A temporary fall in performance, often describing consistently falling security prices for several weeks or months.

Slump

Informal for a downturn in an industry or economy. It specifically refers to a recession, which is defined as negative GDP growth for two consecutive quarters. However, there is no set definition for what constitutes a slump.

Slump.

In an investment slump, prices fall. The slump may affect an individual investment as the result of company-specific problems or it may affect an entire investment market. Often a slump is short-term, but it may also signal a long-term decline.

slump

see BUSINESS CYCLE.

slump

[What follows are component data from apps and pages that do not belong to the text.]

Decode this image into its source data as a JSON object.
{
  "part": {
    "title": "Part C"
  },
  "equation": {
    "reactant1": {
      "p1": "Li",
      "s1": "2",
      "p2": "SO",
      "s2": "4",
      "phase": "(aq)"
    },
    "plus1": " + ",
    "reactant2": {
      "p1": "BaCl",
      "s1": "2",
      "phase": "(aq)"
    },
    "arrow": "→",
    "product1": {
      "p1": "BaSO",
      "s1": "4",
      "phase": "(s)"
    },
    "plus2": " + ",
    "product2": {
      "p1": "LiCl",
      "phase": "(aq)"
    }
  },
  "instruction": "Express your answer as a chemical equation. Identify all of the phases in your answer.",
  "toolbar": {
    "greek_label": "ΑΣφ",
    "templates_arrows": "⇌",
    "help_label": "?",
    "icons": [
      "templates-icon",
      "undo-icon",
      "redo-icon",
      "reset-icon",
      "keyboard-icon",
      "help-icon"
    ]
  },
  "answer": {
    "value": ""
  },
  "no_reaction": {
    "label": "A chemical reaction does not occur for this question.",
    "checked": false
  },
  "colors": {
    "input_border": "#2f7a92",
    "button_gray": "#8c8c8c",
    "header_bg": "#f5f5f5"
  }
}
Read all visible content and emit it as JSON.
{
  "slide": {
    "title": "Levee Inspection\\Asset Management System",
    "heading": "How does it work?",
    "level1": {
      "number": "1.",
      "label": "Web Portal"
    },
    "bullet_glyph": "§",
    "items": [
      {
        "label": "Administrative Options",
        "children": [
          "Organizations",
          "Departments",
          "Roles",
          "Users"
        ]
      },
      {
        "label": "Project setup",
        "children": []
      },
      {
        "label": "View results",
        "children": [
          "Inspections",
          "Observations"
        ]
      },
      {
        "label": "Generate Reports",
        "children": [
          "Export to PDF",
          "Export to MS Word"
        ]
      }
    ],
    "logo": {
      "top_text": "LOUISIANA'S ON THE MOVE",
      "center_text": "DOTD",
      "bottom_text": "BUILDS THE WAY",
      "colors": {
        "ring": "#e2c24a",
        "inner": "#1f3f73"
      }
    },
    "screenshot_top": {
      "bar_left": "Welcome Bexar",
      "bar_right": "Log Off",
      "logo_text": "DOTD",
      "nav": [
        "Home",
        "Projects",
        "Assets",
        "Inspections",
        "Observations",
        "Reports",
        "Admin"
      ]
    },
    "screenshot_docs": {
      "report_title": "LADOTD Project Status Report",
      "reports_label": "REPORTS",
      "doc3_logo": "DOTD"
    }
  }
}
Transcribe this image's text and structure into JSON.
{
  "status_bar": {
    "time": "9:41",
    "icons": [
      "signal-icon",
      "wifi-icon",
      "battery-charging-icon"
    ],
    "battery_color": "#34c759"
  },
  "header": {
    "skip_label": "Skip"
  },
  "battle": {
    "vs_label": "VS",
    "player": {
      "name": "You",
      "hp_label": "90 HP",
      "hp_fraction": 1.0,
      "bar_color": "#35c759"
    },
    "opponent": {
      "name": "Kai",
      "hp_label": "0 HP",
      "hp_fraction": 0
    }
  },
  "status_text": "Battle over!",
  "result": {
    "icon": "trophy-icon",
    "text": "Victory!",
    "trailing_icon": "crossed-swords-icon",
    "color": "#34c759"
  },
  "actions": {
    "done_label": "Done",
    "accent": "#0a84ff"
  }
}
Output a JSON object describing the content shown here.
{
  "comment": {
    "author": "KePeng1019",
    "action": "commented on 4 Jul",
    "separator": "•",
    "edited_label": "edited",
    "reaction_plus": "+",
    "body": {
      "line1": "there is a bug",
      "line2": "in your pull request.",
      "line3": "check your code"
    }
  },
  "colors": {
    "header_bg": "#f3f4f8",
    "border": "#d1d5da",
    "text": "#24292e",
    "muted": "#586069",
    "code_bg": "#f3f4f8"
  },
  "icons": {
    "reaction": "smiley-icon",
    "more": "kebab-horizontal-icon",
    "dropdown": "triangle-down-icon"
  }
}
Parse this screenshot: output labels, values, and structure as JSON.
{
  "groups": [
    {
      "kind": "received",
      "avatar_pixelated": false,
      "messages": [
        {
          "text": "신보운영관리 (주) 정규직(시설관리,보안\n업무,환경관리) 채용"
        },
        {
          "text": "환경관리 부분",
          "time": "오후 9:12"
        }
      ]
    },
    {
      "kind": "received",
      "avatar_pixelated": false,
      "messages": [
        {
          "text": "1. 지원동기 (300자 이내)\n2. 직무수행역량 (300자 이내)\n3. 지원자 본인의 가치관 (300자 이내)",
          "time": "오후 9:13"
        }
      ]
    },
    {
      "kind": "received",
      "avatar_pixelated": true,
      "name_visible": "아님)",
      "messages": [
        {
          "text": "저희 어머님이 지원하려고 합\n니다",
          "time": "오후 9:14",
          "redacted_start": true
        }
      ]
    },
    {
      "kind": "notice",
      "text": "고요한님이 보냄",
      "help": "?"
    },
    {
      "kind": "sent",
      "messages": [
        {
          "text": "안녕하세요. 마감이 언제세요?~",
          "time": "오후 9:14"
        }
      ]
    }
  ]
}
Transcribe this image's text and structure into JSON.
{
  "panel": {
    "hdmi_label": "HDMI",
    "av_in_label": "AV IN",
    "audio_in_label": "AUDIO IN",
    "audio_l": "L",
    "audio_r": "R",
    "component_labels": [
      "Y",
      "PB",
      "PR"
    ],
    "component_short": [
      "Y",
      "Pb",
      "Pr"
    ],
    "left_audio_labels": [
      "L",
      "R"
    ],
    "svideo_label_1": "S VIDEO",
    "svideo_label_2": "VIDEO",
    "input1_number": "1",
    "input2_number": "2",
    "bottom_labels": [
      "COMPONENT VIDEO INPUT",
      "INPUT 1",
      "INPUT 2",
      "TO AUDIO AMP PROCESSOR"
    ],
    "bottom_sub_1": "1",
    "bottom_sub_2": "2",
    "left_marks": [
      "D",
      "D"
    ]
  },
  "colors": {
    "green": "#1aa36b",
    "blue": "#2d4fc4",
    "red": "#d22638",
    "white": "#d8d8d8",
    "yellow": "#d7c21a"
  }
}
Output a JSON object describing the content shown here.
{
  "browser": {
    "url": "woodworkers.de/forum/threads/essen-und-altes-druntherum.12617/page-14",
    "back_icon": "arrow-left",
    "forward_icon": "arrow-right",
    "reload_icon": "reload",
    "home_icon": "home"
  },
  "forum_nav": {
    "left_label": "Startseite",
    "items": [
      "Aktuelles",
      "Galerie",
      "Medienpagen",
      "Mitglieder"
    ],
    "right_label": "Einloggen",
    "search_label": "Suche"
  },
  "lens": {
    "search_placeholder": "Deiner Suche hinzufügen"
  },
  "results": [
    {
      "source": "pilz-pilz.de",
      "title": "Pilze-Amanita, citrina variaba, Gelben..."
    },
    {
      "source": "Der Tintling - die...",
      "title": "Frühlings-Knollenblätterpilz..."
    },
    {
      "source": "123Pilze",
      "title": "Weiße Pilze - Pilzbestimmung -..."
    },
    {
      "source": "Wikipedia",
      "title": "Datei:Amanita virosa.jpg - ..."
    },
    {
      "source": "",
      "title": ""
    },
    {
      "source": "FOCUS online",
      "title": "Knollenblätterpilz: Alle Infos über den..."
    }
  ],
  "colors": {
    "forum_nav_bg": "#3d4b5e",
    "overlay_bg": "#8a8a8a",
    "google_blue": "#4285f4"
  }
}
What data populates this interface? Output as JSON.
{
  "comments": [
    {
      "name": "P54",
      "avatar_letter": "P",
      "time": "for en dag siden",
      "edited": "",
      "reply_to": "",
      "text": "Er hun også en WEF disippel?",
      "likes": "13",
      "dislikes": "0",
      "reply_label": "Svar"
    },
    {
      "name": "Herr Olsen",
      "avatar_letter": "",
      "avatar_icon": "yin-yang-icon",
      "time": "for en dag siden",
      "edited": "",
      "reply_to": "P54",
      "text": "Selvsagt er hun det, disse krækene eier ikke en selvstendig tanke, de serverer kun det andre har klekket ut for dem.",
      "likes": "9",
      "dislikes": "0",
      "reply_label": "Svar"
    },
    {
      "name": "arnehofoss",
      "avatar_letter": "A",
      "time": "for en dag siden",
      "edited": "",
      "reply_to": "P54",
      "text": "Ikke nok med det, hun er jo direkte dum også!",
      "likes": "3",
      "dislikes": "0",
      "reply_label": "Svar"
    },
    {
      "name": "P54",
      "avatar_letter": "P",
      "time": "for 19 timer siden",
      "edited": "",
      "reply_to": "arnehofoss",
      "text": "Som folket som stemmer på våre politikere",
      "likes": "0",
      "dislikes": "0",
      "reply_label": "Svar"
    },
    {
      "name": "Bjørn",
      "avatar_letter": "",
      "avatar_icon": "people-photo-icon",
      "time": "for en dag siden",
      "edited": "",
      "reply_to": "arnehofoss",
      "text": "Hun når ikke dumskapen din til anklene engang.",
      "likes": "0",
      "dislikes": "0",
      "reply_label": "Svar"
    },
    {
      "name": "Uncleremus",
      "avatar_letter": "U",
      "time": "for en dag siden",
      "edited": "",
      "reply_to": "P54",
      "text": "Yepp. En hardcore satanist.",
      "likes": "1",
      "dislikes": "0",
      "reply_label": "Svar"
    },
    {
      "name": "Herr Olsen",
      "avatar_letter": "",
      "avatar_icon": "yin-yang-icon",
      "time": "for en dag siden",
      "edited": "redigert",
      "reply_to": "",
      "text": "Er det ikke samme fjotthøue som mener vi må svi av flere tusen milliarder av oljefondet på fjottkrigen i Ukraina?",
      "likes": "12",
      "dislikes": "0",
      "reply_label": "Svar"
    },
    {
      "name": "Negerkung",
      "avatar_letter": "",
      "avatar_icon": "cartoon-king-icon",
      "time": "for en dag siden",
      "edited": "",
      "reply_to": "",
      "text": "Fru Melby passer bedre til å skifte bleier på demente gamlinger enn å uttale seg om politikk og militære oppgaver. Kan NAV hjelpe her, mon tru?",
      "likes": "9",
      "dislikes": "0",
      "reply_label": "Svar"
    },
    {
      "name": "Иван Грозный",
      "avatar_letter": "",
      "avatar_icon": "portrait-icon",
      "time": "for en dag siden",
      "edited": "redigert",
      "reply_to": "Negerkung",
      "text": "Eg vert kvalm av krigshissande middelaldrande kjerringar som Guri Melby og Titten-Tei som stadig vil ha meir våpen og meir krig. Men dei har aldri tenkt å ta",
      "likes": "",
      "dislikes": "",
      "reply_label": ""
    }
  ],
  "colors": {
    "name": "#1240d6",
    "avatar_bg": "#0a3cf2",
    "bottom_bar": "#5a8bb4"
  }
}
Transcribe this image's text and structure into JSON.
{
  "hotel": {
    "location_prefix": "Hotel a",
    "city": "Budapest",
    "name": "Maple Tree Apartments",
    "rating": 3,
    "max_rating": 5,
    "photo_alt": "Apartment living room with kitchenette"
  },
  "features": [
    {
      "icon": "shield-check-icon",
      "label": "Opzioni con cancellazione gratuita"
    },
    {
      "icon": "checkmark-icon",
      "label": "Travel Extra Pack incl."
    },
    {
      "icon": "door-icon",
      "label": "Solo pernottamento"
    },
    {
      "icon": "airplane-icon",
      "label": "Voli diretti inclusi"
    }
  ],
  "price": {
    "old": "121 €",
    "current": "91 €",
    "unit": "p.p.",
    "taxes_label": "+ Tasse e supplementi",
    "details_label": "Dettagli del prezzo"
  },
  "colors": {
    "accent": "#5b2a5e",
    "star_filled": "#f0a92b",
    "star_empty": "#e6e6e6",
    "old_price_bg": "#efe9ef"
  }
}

see DEPRESSION.
References in periodicals archive ?
Eleven of the study lakes were affected by thaw slumping, while the remaining 11 lakes were unaffected.
Therefore when the lake experiences thaw slumping, Pelletier's model says the lake grows more in the downhill direction than it does uphill, generating the lakes' characteristic elongated-egg shape.
Before slumping into loss-making territory last year, the company was posting profits of just 1% to 3% of sales, well below the industry average of 3% to 6%.
If China actually experienced a recession with slumping investment, unemployment could increase sharply and threaten the country's political stability.
The scarce, indirect observations of submarine landslides now available suggest the slumping sediments can travel swiftly, says Steven N.
the flesh of your mind stretched by an idea ..." rambles the sound track; meanwhile, in their sheer, lumpen thingness, the vast, bloated, slumping pumpkins ungraciously refuse to serve as metaphors for sculptures, ideas, or anything else.